Exhibition of creations by both trained and self-taught artists is a curious mix of themes and textures

P. Mohanudu creates picturesque three-dimensional images with nails, threads and sequins. Discussing his works — on display, along with those of 53 other artists from Tamil Nadu Arts and Crafts Improvement Association (TACIA), — he gives an account of the nails that went into the production. A depiction of Sai Baba took up 8,000 nails and one of a 52-feathered peacock, 4,622 nails. An illustration of a pair of powerful eyes was crafted with nails of three sizes — 10 mm, 13 mm and 19 mm.

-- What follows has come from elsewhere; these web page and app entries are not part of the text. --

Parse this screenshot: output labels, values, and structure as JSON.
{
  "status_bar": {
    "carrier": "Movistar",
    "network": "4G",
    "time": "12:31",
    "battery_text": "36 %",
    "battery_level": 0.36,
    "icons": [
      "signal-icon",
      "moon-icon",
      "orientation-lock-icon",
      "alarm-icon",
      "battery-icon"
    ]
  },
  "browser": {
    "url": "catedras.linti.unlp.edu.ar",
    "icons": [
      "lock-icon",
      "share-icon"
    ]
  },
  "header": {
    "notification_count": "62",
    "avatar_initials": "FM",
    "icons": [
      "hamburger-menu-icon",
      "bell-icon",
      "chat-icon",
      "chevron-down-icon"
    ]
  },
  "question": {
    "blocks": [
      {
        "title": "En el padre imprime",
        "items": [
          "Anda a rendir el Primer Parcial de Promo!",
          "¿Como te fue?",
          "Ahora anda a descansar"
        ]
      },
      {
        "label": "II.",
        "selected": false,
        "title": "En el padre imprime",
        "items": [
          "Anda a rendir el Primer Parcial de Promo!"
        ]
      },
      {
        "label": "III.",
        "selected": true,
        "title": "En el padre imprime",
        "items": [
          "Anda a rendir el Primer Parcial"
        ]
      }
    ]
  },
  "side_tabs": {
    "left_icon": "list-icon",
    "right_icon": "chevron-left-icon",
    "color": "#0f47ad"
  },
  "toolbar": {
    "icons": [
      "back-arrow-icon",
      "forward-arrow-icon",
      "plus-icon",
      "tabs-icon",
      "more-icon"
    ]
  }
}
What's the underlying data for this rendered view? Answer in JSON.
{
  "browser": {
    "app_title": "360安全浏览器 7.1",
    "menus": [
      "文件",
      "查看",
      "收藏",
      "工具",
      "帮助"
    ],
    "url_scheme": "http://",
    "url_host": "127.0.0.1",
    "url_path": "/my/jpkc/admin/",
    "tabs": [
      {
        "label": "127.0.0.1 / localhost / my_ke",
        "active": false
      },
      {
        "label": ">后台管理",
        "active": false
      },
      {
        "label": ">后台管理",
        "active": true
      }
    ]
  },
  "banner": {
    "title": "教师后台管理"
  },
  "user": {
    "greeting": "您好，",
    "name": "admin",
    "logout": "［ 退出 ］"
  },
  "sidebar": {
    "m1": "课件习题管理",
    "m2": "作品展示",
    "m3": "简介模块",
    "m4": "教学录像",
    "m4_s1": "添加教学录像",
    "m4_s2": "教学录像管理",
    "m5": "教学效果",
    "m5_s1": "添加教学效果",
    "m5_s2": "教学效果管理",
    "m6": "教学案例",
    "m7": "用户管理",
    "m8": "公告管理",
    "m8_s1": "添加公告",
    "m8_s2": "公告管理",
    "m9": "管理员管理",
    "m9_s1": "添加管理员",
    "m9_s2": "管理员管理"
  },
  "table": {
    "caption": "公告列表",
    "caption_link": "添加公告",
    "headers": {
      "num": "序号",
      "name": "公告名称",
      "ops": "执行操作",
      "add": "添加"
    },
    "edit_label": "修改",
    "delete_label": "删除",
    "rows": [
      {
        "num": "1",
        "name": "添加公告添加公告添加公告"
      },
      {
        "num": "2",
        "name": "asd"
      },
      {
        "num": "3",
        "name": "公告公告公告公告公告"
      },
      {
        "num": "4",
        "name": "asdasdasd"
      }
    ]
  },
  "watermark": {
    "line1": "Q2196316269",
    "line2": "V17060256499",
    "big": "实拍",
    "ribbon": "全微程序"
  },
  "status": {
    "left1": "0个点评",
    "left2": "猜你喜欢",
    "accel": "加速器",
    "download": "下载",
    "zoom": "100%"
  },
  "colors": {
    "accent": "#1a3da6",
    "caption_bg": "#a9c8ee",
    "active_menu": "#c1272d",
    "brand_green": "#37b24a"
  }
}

His curious creations have won Mohanudu acclaim: a district award already conferred on him, he has been nominated for a State award. Being a self-taught artist is what adds glitter to his crown. Not just Mohanudu, but 50 per cent of the TACIA artists whose works figure in the exhibition are self-taught. They juggle jobs in totally unrelated fields or the never-never responsibilities of homemaking with a compelling love for the arts.

From childhood

To give just one more example, S. Shanti, who has fashioned a representational work about ‘dreaming’ with copper sheet metal, learnt how to draw as a little child, watching her father — well-known film script writer A. Veerappan — draw comedy tracks before he wrote them down.

The commitment to promote self-trained artists that have made the grade is TACIA’s central feature, epitomised by one of its leaders, 79-year-old B.R. Annapillai, who became an artist through his own methods. The group’s greater achievement lies in its ability to bring these artists and the ones that have received formal training on common platforms.

Inviting the college-trained artists to the party bring the allure of experimentation to the mix. To mention just a few works, K. Ravee’s paintings — based on temple sculptures — give the impression of chiselling stone with gentle touches of the paint brush; N. Gopi Krishanan’s installation art on the subject of war presents synecdoche in metal, where pieces of objects of war convey chaos, speed and destruction; Sneha Ambare’s work unites Warli work with cave paintings; S. Anand’s works depict flowers by deft daubing of paint with the palette knife; and M.A. Sankaralingam’s strokes present arresting optical illusions.

(The exhibition is on at Lalit Kala Akademi, Greams Road, till August 26 from 11 a.m. to 7 p.m.)


Prince FrederickMay 11, 2012